But AKB48 take everything a step farther. Today was the release date for the first single, "The Extinct Brunette," by NMB48 [warning: don't watch if your faith in humanity is tenuous, it's an unbelievable mess]. Founded just last year, NMB are a parallel AKB, with the same massive, complexly tiered internal structure. While AKB stands for Akihabara, NMB stands for Namba, a section of Osaka. There's also SKE48, started in 2008 and based in Aichi Prefecture. Finally, there's the slight variation of SDN48, with the SDN standing for "Saturday Night" and suggesting the very slightly more adult orientation of that group, composed in part of 'graduates' from AKB (aka women who can no longer pretend to be little girls).
who I hope is proud of himself.
You can question a lot of what Wu-Tang have done over the years, but despite the strategic nature of their business arrangements, their music has never been carefully market-conscious. Frankly, they just got really lucky for a few years there, and have since returned to their proper place as vanguardists. The AKB organization, on the other hand, applies the Wu-Tang model to aesthetic, image, and marketing decisions that range from run of the mill pop-machine exploitation to borderline sociopathic mind-fuckery to just remarkably dumb. An instance of the former was the recent introduction of "Aimi Eguchi," a new member who turned out to be a computer amalgamation of five other top members (and whose name was actually a play on the gum she was digitally created to promote). More nefarious, and vastly more fundamental to the AKB plan for domination, is the annual 'election' of the most popular member of the group. This is like a less-democratic version of American Idol, especially since to be able to vote you have to buy a copy of the group's most recent single. There are images floating around of obsessive AKB fans who supposedly bought dozens or hundreds of copies of the single to vote for their favorite member - in other words, the entire scheme aims to exploit some seriously desperate shut-in otaku. (Oh, and for the "just dumb" part? There's an annual intra-group rock paper scissors tournament that takes place AT BUDOKAN).
Of course, as much as it's exploiting the audience, AKB is almost certainly exploiting the girls in the group. Unlike the Wu-Tang, AKB members haven't shown much ability to move into productive solo careers, even as they (Menudo-style) get shuffled out of the main group as they get older.
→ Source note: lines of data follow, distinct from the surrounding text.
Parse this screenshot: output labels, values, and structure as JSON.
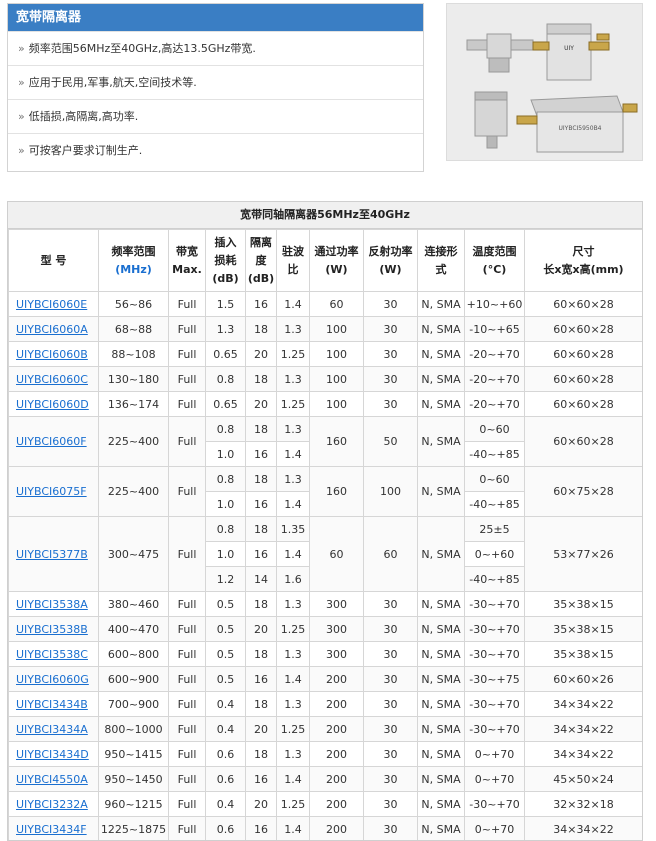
{
  "panel": {
    "title": "宽带隔离器",
    "features": [
      "频率范围56MHz至40GHz,高达13.5GHz带宽.",
      "应用于民用,军事,航天,空间技术等.",
      "低插损,高隔离,高功率.",
      "可按客户要求订制生产."
    ]
  },
  "table": {
    "title": "宽带同轴隔离器56MHz至40GHz",
    "headers": {
      "model": "型 号",
      "freq_a": "频率范围",
      "freq_b": "(MHz)",
      "bw_a": "带宽",
      "bw_b": "Max.",
      "il_a": "插入",
      "il_b": "损耗",
      "il_c": "(dB)",
      "iso_a": "隔离",
      "iso_b": "度",
      "iso_c": "(dB)",
      "vswr_a": "驻波",
      "vswr_b": "比",
      "fwd_a": "通过功率",
      "fwd_b": "(W)",
      "rev_a": "反射功率",
      "rev_b": "(W)",
      "conn_a": "连接形",
      "conn_b": "式",
      "temp_a": "温度范围",
      "temp_b": "(°C)",
      "size_a": "尺寸",
      "size_b": "长x宽x高(mm)"
    },
    "rows": [
      {
        "model": "UIYBCI6060E",
        "freq": "56~86",
        "bw": "Full",
        "il": "1.5",
        "iso": "16",
        "vswr": "1.4",
        "fwd": "60",
        "rev": "30",
        "conn": "N, SMA",
        "temp": "+10~+60",
        "size": "60×60×28"
      },
      {
        "model": "UIYBCI6060A",
        "freq": "68~88",
        "bw": "Full",
        "il": "1.3",
        "iso": "18",
        "vswr": "1.3",
        "fwd": "100",
        "rev": "30",
        "conn": "N, SMA",
        "temp": "-10~+65",
        "size": "60×60×28"
      },
      {
        "model": "UIYBCI6060B",
        "freq": "88~108",
        "bw": "Full",
        "il": "0.65",
        "iso": "20",
        "vswr": "1.25",
        "fwd": "100",
        "rev": "30",
        "conn": "N, SMA",
        "temp": "-20~+70",
        "size": "60×60×28"
      },
      {
        "model": "UIYBCI6060C",
        "freq": "130~180",
        "bw": "Full",
        "il": "0.8",
        "iso": "18",
        "vswr": "1.3",
        "fwd": "100",
        "rev": "30",
        "conn": "N, SMA",
        "temp": "-20~+70",
        "size": "60×60×28"
      },
      {
        "model": "UIYBCI6060D",
        "freq": "136~174",
        "bw": "Full",
        "il": "0.65",
        "iso": "20",
        "vswr": "1.25",
        "fwd": "100",
        "rev": "30",
        "conn": "N, SMA",
        "temp": "-20~+70",
        "size": "60×60×28"
      }
    ],
    "group_f": {
      "model": "UIYBCI6060F",
      "freq": "225~400",
      "bw": "Full",
      "fwd": "160",
      "rev": "50",
      "conn": "N, SMA",
      "size": "60×60×28",
      "sub": [
        {
          "il": "0.8",
          "iso": "18",
          "vswr": "1.3",
          "temp": "0~60"
        },
        {
          "il": "1.0",
          "iso": "16",
          "vswr": "1.4",
          "temp": "-40~+85"
        }
      ]
    },
    "group_7": {
      "model": "UIYBCI6075F",
      "freq": "225~400",
      "bw": "Full",
      "fwd": "160",
      "rev": "100",
      "conn": "N, SMA",
      "size": "60×75×28",
      "sub": [
        {
          "il": "0.8",
          "iso": "18",
          "vswr": "1.3",
          "temp": "0~60"
        },
        {
          "il": "1.0",
          "iso": "16",
          "vswr": "1.4",
          "temp": "-40~+85"
        }
      ]
    },
    "group_b": {
      "model": "UIYBCI5377B",
      "freq": "300~475",
      "bw": "Full",
      "fwd": "60",
      "rev": "60",
      "conn": "N, SMA",
      "size": "53×77×26",
      "sub": [
        {
          "il": "0.8",
          "iso": "18",
          "vswr": "1.35",
          "temp": "25±5"
        },
        {
          "il": "1.0",
          "iso": "16",
          "vswr": "1.4",
          "temp": "0~+60"
        },
        {
          "il": "1.2",
          "iso": "14",
          "vswr": "1.6",
          "temp": "-40~+85"
        }
      ]
    },
    "rows2": [
      {
        "model": "UIYBCI3538A",
        "freq": "380~460",
        "bw": "Full",
        "il": "0.5",
        "iso": "18",
        "vswr": "1.3",
        "fwd": "300",
        "rev": "30",
        "conn": "N, SMA",
        "temp": "-30~+70",
        "size": "35×38×15"
      },
      {
        "model": "UIYBCI3538B",
        "freq": "400~470",
        "bw": "Full",
        "il": "0.5",
        "iso": "20",
        "vswr": "1.25",
        "fwd": "300",
        "rev": "30",
        "conn": "N, SMA",
        "temp": "-30~+70",
        "size": "35×38×15"
      },
      {
        "model": "UIYBCI3538C",
        "freq": "600~800",
        "bw": "Full",
        "il": "0.5",
        "iso": "18",
        "vswr": "1.3",
        "fwd": "300",
        "rev": "30",
        "conn": "N, SMA",
        "temp": "-30~+70",
        "size": "35×38×15"
      },
      {
        "model": "UIYBCI6060G",
        "freq": "600~900",
        "bw": "Full",
        "il": "0.5",
        "iso": "16",
        "vswr": "1.4",
        "fwd": "200",
        "rev": "30",
        "conn": "N, SMA",
        "temp": "-30~+75",
        "size": "60×60×26"
      },
      {
        "model": "UIYBCI3434B",
        "freq": "700~900",
        "bw": "Full",
        "il": "0.4",
        "iso": "18",
        "vswr": "1.3",
        "fwd": "200",
        "rev": "30",
        "conn": "N, SMA",
        "temp": "-30~+70",
        "size": "34×34×22"
      },
      {
        "model": "UIYBCI3434A",
        "freq": "800~1000",
        "bw": "Full",
        "il": "0.4",
        "iso": "20",
        "vswr": "1.25",
        "fwd": "200",
        "rev": "30",
        "conn": "N, SMA",
        "temp": "-30~+70",
        "size": "34×34×22"
      },
      {
        "model": "UIYBCI3434D",
        "freq": "950~1415",
        "bw": "Full",
        "il": "0.6",
        "iso": "18",
        "vswr": "1.3",
        "fwd": "200",
        "rev": "30",
        "conn": "N, SMA",
        "temp": "0~+70",
        "size": "34×34×22"
      },
      {
        "model": "UIYBCI4550A",
        "freq": "950~1450",
        "bw": "Full",
        "il": "0.6",
        "iso": "16",
        "vswr": "1.4",
        "fwd": "200",
        "rev": "30",
        "conn": "N, SMA",
        "temp": "0~+70",
        "size": "45×50×24"
      },
      {
        "model": "UIYBCI3232A",
        "freq": "960~1215",
        "bw": "Full",
        "il": "0.4",
        "iso": "20",
        "vswr": "1.25",
        "fwd": "200",
        "rev": "30",
        "conn": "N, SMA",
        "temp": "-30~+70",
        "size": "32×32×18"
      },
      {
        "model": "UIYBCI3434F",
        "freq": "1225~1875",
        "bw": "Full",
        "il": "0.6",
        "iso": "16",
        "vswr": "1.4",
        "fwd": "200",
        "rev": "30",
        "conn": "N, SMA",
        "temp": "0~+70",
        "size": "34×34×22"
      }
    ]
  },
  "photo": {
    "label_top": "UIY",
    "label_big": "UIYBCI5950B4"
  }
}
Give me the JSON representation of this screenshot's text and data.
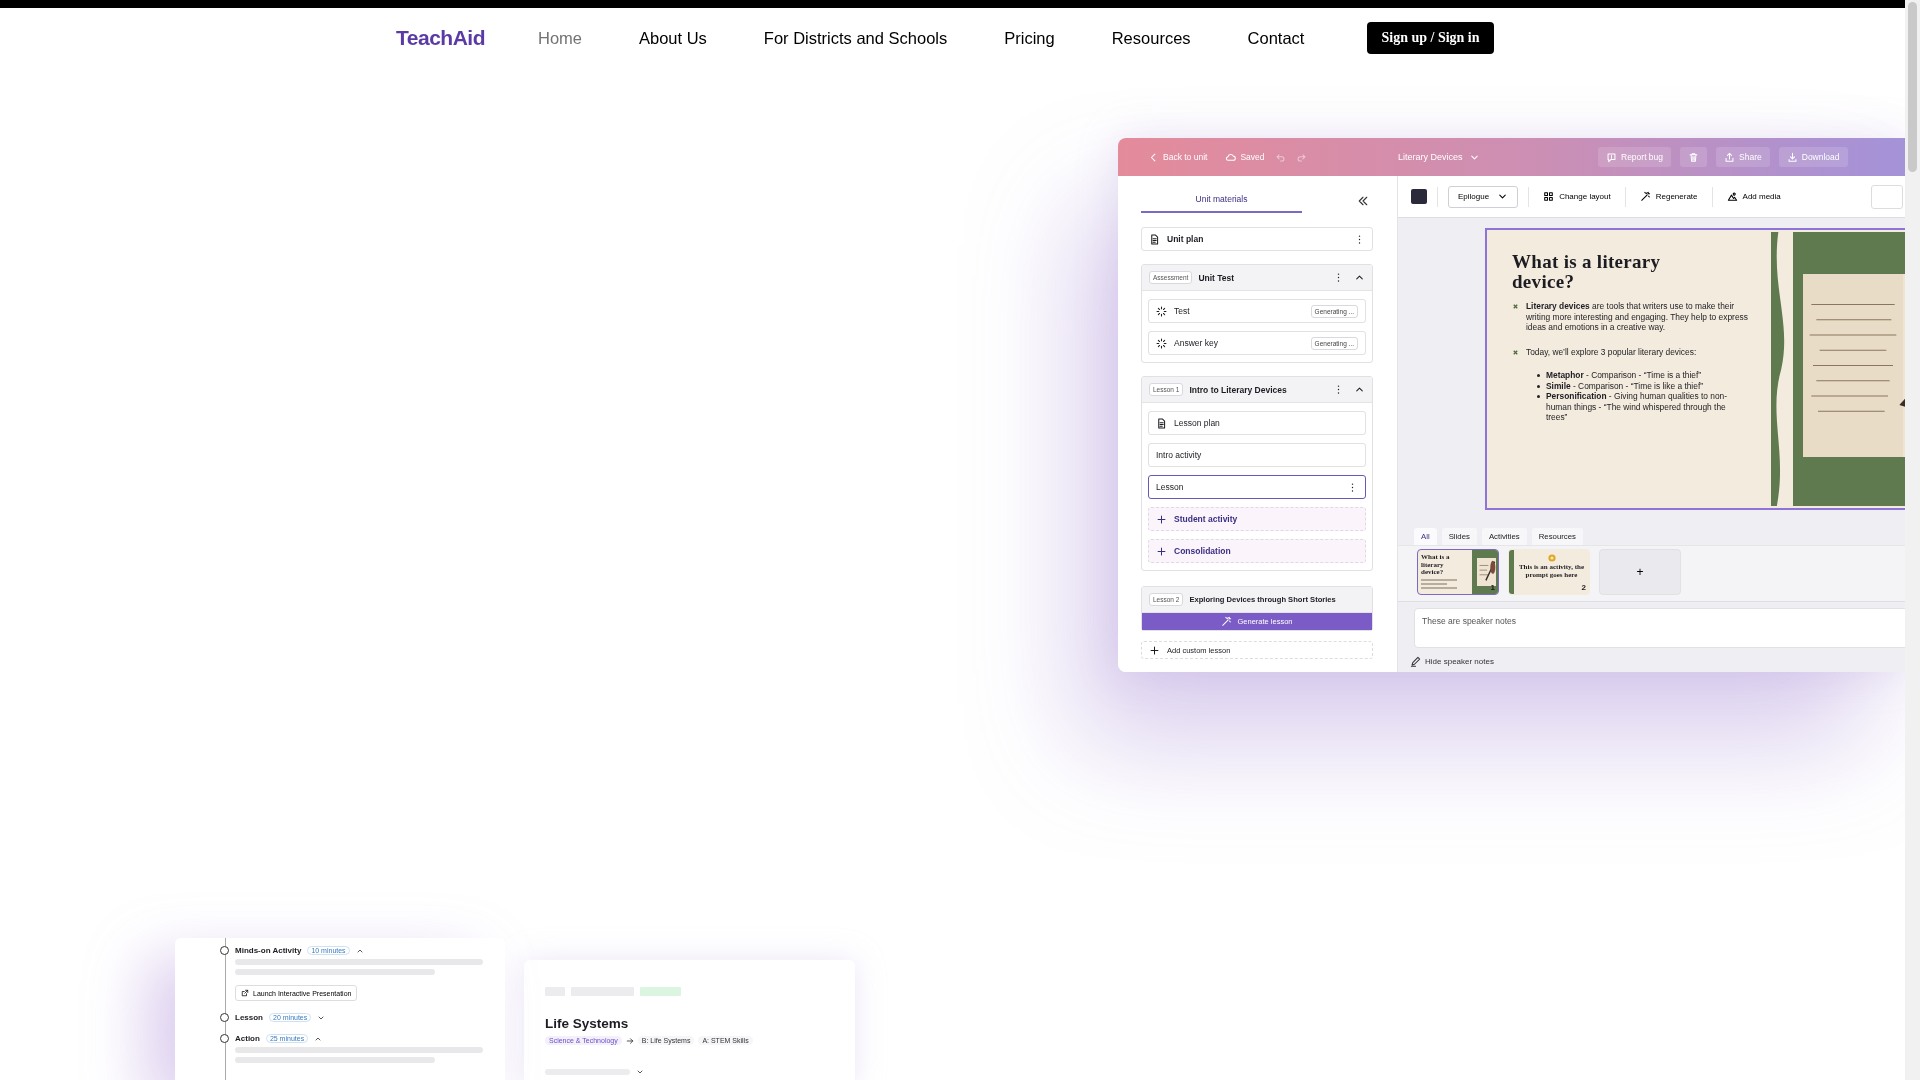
{
  "nav": {
    "logo": "TeachAid",
    "links": [
      {
        "label": "Home",
        "selected": true
      },
      {
        "label": "About Us",
        "selected": false
      },
      {
        "label": "For Districts and Schools",
        "selected": false
      },
      {
        "label": "Pricing",
        "selected": false
      },
      {
        "label": "Resources",
        "selected": false
      },
      {
        "label": "Contact",
        "selected": false
      }
    ],
    "cta": "Sign up / Sign in"
  },
  "app": {
    "header": {
      "back": "Back to unit",
      "saved": "Saved",
      "title": "Literary Devices",
      "actions": [
        {
          "kind": "report",
          "label": "Report bug"
        },
        {
          "kind": "trash"
        },
        {
          "kind": "share",
          "label": "Share"
        },
        {
          "kind": "download",
          "label": "Download"
        }
      ]
    },
    "sidebar": {
      "tab": "Unit materials",
      "items": [
        {
          "kind": "file",
          "label": "Unit plan"
        },
        {
          "kind": "group",
          "tag": "Assessment",
          "title": "Unit Test",
          "expanded": true,
          "children": [
            {
              "kind": "generating",
              "label": "Test",
              "status": "Generating ..."
            },
            {
              "kind": "generating",
              "label": "Answer key",
              "status": "Generating ..."
            }
          ]
        },
        {
          "kind": "group",
          "tag": "Lesson 1",
          "title": "Intro to Literary Devices",
          "expanded": true,
          "children": [
            {
              "kind": "doc",
              "label": "Lesson plan"
            },
            {
              "kind": "plain",
              "label": "Intro activity",
              "selected": false
            },
            {
              "kind": "plain",
              "label": "Lesson",
              "selected": true
            },
            {
              "kind": "add",
              "label": "Student activity"
            },
            {
              "kind": "add",
              "label": "Consolidation"
            }
          ]
        },
        {
          "kind": "pending",
          "tag": "Lesson 2",
          "title": "Exploring Devices through Short Stories",
          "action": "Generate lesson"
        },
        {
          "kind": "custom",
          "label": "Add custom lesson"
        }
      ]
    },
    "toolbar": {
      "font": "Epilogue",
      "actions": [
        {
          "kind": "layout",
          "label": "Change layout"
        },
        {
          "kind": "regenerate",
          "label": "Regenerate"
        },
        {
          "kind": "media",
          "label": "Add media"
        }
      ]
    },
    "slide": {
      "title": "What is a literary device?",
      "bullets": [
        "**Literary devices** are tools that writers use to make their writing more interesting and engaging. They help to express ideas and emotions in a creative way.",
        "Today, we’ll explore 3 popular literary devices:"
      ],
      "sub_bullets": [
        "**Metaphor** - Comparison - “Time is a thief”",
        "**Simile** - Comparison - “Time is like a thief”",
        "**Personification** - Giving human qualities to non-human things - “The wind whispered through the trees”"
      ]
    },
    "filter_tabs": [
      {
        "label": "All",
        "selected": true
      },
      {
        "label": "Slides",
        "selected": false
      },
      {
        "label": "Activities",
        "selected": false
      },
      {
        "label": "Resources",
        "selected": false
      }
    ],
    "thumbnails": [
      {
        "kind": "content",
        "number": "1",
        "title": "What is a literary device?",
        "selected": true
      },
      {
        "kind": "activity",
        "number": "2",
        "title": "This is an activity, the prompt goes here",
        "selected": false
      }
    ],
    "add_slide": "+",
    "notes": {
      "value": "These are speaker notes"
    },
    "hide_notes": "Hide speaker notes"
  },
  "lesson_card": {
    "steps": [
      {
        "title": "Minds-on Activity",
        "duration": "10 minutes",
        "expanded": true,
        "button": "Launch Interactive Presentation"
      },
      {
        "title": "Lesson",
        "duration": "20 minutes",
        "expanded": false
      },
      {
        "title": "Action",
        "duration": "25 minutes",
        "expanded": true
      }
    ]
  },
  "unit_card": {
    "title": "Life Systems",
    "tags": [
      "Science & Technology",
      "B: Life Systems",
      "A: STEM Skills"
    ]
  }
}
Some go into the older-skewing SDN48, but others take, well, less conventional paths. Most dramatic is Rina Nakanishi, who now works in Adult Video under the pseudonym Yamaguchi Riko. Note, this is not softcore or private sex-tape stuff, but actual hardcore porn starring a former member of the currently most succesful pop group in the country. Of course, the path to that outcome was well paved, since the girls of AKB are trained primarily in dance and dress-up, including donning skimpy clothes for photo shoots, sometimes from a very young age. Not that I'm against half-naked women in principle (or for that matter, totally naked ones), but the unremitting focus on youth is pretty icky - for instance, the video for the new SDN single has them all in schoolgirl outfits, which is standard through the AKEmpire.
Finally, just to reiterate, none of this is anything but a total disaster for Japanese fans or the quality of culture. The core fanbase of socially maladjusted and detached Akiba nerds has resulted in music that would seem to be targeted at children if it weren't for all the overblown synth and sexual innuendo (So, half-deaf, horny children). Ian Martin of the Japan Times makes the apropos comparison to the Korean band Girl's Generation, who while still managed to within an inch of their lives, are also quite clearly being given better music to work with. Pop is pop, no doubt, and maybe America has been spoiled over the past - what, forty-five years? - by the constant availability of some slight counternarrative amidst the pap, whether it was Kate Bush and Blondie cropping up inexplicably in the Eighties or the more recent likes of Justin Timberlake and Lady Gaga (whose music is disposable but who is at least genuinely opinionated, provocative, and let's just say it, gay). What exactly is it that has kept Japanese pop so docile and irrelevant for so long? The more I learn about it, the more I believe it has something to do with the hierarchical nature of the music business . . . and the more I wonder how long this crap can survive the internet, however clever the branding structure.